Copy each line from the entries that the word "summary" appears in.
Top of Exercise material
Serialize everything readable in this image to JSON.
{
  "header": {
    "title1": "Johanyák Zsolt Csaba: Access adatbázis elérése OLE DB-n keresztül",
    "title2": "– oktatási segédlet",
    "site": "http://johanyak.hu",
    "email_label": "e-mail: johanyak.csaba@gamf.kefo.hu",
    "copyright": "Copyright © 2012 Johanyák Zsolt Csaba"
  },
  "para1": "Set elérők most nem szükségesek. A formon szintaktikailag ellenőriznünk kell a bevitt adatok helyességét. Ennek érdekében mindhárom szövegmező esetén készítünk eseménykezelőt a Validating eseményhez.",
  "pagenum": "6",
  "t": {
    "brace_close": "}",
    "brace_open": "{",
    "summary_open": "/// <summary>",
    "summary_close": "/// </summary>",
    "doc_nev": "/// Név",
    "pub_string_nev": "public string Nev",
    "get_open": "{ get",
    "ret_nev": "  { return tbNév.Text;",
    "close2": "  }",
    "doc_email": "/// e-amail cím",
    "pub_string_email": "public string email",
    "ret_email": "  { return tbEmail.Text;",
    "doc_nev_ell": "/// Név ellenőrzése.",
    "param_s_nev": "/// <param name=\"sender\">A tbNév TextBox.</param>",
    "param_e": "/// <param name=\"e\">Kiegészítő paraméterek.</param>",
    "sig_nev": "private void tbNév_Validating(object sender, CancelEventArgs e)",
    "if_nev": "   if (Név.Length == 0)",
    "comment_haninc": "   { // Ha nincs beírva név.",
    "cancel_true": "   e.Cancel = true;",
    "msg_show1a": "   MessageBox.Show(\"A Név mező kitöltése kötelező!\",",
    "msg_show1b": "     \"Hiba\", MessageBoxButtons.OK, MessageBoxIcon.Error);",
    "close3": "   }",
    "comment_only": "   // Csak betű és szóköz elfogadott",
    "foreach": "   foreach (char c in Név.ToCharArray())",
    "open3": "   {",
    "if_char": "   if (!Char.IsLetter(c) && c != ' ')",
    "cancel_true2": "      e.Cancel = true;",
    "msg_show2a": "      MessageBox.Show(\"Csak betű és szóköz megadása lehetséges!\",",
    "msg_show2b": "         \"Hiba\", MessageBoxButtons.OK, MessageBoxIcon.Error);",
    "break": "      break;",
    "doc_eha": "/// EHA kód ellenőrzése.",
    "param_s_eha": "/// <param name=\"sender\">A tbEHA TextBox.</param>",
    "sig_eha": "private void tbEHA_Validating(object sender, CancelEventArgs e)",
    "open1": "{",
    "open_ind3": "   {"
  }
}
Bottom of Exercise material
Answer section ::
    "summary_open": "/// <summary>",
    "summary_close": "/// </summary>",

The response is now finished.